- Client: Private Client
- Value: Private
- Location: Northamptonshire
- Role: RIBA Stages 0-6
The site is located between the villages of Ashby St Ledgers, Barby and Kilsby, in Warwickshire. The client’s brief was to deliver an outstanding country home suitable for them and their family, respectful of the heritage of the site but also suitable for modern day living.
The design for the house is a union between architecture and landscape in a traditional approach to the development of the English Country House. The relationship between the landscape and the building is a key component of this scheme, integrating the new building with its wider landscape setting and this is considered in detail in the landscape design report.

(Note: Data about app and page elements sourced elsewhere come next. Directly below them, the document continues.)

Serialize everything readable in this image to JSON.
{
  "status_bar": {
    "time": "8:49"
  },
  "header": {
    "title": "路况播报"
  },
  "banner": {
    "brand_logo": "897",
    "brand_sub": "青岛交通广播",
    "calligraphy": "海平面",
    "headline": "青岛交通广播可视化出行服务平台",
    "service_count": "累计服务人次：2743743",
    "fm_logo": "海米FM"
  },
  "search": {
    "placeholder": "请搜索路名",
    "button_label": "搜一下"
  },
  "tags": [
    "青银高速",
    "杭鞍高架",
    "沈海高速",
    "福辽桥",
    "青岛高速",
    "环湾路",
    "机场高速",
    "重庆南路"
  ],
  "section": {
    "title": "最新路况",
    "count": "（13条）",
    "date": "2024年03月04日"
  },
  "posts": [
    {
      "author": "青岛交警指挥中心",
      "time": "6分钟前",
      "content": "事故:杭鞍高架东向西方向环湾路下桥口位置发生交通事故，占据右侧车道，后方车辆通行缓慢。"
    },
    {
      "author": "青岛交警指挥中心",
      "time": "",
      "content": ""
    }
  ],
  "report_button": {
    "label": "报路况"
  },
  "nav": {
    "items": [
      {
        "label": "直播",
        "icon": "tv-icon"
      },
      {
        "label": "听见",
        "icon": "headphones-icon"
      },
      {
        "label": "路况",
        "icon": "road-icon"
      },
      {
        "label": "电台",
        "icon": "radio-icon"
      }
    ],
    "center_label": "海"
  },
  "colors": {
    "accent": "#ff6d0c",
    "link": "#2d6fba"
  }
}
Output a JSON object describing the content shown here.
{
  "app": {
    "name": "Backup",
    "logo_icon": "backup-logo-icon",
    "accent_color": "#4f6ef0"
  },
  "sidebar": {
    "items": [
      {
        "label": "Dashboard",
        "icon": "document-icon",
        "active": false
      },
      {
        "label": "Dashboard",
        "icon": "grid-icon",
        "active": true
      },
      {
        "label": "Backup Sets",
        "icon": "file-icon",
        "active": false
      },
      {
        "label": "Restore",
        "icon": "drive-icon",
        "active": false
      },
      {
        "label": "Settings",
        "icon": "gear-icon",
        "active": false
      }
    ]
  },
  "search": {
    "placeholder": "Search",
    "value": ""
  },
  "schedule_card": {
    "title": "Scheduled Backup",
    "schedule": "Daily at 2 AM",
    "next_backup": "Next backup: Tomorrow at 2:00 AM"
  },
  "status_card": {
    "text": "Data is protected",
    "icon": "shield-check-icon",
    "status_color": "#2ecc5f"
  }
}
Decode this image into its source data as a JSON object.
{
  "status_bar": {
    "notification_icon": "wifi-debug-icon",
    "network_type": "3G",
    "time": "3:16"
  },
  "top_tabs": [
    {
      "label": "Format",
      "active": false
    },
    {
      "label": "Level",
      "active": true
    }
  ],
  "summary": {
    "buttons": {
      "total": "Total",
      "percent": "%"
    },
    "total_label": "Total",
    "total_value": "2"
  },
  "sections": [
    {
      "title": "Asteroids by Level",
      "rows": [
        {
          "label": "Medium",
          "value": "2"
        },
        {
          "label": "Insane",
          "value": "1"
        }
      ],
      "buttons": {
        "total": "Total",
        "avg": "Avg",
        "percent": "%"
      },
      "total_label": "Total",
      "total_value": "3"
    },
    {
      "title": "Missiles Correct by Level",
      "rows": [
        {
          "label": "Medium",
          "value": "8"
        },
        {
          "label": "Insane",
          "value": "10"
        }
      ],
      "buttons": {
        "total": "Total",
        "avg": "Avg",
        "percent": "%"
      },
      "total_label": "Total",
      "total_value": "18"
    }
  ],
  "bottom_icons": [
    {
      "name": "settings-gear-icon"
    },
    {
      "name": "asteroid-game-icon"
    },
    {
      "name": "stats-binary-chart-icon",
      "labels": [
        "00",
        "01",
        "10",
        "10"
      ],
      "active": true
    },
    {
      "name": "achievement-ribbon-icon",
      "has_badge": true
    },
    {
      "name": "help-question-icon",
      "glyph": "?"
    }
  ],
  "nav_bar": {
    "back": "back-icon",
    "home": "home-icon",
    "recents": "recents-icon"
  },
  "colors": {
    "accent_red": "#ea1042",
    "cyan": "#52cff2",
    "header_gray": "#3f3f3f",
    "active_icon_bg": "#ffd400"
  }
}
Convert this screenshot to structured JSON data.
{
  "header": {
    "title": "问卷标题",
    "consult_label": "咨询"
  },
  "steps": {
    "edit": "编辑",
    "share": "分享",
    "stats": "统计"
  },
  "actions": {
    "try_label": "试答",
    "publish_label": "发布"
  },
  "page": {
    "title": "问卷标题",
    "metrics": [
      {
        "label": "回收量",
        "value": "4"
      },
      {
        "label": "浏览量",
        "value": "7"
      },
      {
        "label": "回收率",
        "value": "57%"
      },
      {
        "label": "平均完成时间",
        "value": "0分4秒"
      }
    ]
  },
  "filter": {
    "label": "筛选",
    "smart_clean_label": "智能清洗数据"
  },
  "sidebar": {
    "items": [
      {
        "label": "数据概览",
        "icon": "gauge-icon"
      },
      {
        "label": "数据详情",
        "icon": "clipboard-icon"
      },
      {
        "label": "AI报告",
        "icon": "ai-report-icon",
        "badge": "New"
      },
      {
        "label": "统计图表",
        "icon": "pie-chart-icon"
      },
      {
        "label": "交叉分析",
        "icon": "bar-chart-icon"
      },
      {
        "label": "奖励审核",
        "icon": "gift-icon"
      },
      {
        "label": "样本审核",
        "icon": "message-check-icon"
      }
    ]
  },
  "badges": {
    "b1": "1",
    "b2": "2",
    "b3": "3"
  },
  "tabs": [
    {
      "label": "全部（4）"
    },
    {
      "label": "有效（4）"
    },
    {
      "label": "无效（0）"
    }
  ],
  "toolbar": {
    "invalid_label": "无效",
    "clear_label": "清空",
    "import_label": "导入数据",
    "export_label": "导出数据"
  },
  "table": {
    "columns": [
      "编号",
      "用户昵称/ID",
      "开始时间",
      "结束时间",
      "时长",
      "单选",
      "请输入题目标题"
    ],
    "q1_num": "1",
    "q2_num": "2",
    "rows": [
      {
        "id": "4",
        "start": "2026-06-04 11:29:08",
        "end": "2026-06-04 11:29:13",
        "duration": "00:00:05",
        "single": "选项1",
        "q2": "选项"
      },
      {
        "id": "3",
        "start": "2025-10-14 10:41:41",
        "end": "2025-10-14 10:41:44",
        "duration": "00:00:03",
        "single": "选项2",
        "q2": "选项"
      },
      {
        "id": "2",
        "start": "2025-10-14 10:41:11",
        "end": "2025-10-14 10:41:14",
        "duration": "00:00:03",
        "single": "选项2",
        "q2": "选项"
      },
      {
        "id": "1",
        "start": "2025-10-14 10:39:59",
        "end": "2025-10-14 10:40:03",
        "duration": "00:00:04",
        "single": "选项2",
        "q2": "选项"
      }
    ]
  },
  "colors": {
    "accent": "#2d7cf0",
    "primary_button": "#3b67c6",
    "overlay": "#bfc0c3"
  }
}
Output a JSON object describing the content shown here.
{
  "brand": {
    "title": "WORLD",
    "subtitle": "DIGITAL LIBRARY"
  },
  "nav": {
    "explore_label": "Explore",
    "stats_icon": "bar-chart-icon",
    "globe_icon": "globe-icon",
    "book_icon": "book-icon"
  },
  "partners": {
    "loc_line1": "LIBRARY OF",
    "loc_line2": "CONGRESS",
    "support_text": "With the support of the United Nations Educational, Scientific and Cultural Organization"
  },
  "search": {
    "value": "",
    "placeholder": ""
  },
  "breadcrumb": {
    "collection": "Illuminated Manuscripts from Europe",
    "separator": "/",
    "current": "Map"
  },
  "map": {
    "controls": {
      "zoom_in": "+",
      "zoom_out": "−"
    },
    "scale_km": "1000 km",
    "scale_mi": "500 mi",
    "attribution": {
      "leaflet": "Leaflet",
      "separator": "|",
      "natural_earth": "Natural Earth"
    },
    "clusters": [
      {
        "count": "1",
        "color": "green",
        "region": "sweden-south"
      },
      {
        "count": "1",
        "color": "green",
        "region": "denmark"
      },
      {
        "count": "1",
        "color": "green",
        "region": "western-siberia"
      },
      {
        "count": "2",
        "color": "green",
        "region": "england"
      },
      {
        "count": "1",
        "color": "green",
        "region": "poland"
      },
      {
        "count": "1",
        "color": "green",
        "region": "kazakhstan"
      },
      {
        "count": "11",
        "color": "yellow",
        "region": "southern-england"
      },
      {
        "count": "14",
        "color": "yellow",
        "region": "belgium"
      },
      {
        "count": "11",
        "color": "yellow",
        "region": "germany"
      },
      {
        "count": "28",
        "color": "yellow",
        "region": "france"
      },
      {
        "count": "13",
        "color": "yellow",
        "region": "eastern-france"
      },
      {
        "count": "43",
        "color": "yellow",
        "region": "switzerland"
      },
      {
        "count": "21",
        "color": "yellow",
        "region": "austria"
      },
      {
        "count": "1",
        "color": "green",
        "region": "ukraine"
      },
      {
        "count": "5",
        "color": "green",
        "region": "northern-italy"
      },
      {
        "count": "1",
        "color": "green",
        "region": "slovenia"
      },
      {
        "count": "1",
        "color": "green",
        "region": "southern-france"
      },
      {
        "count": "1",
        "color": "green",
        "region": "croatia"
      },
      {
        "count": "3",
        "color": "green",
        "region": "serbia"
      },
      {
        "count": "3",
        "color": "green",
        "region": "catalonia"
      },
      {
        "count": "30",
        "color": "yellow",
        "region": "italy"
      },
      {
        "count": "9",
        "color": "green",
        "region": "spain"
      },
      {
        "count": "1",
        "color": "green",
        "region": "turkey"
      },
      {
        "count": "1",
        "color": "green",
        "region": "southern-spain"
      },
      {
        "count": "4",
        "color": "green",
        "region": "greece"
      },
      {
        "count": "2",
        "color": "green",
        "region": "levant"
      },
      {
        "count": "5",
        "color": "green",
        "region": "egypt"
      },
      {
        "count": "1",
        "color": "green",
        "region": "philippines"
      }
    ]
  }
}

The site has a tangible sense of history. It therefore provides the close relationship necessary for a proposal of this type. There is no attempt to hide away here and the characteristics of the landform form a truly magical place which is naturally secluded and creates a place to come upon in the dramatic landscape setting; a place sympathetic to its location.
Externally, playfulness is exploited in the manipulation of plane and angle, in recess and projection; to harness light and shadow and materiality. All of the materials are local – natural local stone, both rough and ashlar, clay tile, brick details, oak windows; all of the materials that can be seen in Ashby St Ledger.
The team’s approach to technical innovation and meeting the Paragraph 80 test is based on the understanding that most sustainable strategies have been around for a long time: What gives these strategies their novelty is the materials and technology to deliver these strategies, how well they are integrated with one another and how they are incorporated into the overall building – techniques unusual in a domestic setting.
This project follows the tradition of the English country house and its symbiotic relationship between architecture and landscape. It is common in local communities to believe that development within the countryside can degrade the open countryside through its intervention. We believe that in common with the English tradition of building and landscape working together, this project enhances this place, it creates shelter, drama and delight.